ProPublica offers an in-depth look at how General Electric games the system to pay as little federal taxes as possible.

It’s not illegal for GE to use using the tax code to its advantage. But it’s interesting to see how much GE spends on tax avoidance.

Here are the ProPublica stories:

5 Ways GE Plays the Tax Game

Setting The Record Straight on GE’s Taxes

Goldman Sachs’ promises not so transparent

ProPublica columnist Jesse Eisinger offers a withering take on Goldman Sachs’ promise last week to behave better and be more open about its business dealings.

In a nutshell, Eisinger finds the 63-page Business Standards Committee Report a public relations stunt.

” … Some of it was welcome, like the increased financial disclosure. Some may fall by the wayside, like most New Year’s resolutions. Some seems as disingenuous as any piece of professional flackery,” Eisinger writes.

Eisinger’s column: Goldman’s Self-Help: Eat, Pay, Trade

Goldman Sachs’ Business Standards Committee Report

ProPublica/PBS report details BP’s ‘culture of neglect’

Gulf+Oil+Spill+Baby+Ani(8).jpgA new investigation by the public interest website ProPublica and PBS Frontline uncovers how “a corporate culture of neglect and carelessness” at BP lead to the biggest oil spill in U.S. history.

The company was determined to let nothing interfere with “corporate efficiency, lean budgets and shareholder profits,” according to the report.

Read the full ProPublica story here.

PBS will broadcast its story, “The Spill” tonight

Photo: A baby pelican impacted by oil from the Deepwater Horizon oil spill is seen at the Fort Jackson Wildlife Rehabilitation Center in Buras, La., Thursday, July 8, 2010. (AP Photo/Gerald Herbert):

More bad PR for BP — what a surprise!

The public interest journalism website ProPublica posted an interesting lineup of BP stories today. 

Highlights include a report on a photographer’s run-in with BP security in Texas while shooting pics for a ProPublica story.  BP security was more than a bit heavy handed.

And there’s this report on a vintage BP-branded board game called “Offshore Oil Strike.”

“And true to life, the game is driven by profit–first player to make $120 million wins.

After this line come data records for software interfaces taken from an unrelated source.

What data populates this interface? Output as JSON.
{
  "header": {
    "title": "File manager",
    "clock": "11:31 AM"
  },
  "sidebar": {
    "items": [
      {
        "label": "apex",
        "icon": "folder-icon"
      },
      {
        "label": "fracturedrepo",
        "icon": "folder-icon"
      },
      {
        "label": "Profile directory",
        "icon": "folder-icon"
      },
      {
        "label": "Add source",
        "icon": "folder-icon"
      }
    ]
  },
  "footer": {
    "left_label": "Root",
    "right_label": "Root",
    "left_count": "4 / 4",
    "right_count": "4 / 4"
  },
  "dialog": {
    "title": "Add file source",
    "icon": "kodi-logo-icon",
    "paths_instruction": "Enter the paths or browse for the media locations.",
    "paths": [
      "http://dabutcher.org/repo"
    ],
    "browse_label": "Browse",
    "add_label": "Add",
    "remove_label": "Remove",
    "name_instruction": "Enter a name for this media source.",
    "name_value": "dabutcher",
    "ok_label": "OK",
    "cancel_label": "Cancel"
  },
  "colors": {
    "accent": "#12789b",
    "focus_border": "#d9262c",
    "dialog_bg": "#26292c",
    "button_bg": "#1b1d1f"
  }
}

But watch out for those “hazard cards,” one of which states : “Blow-out! Rig damaged. Oil slick clean-up costs. Pay $1million,” ProPublica reports.

Former SEC chairman criticizes financial reform bill

Former Securities and Exchange Commission Chairman Arthur Levitt offers scathing comments on the financial reform bill in an interview with ProPublica.

Levitt says it’s “ridiculous” to call the new bill the biggest financial reform since the Great Depression. The biggest omission from the bill is “shareholder access to the proxy,” he says.

Read the full interview here.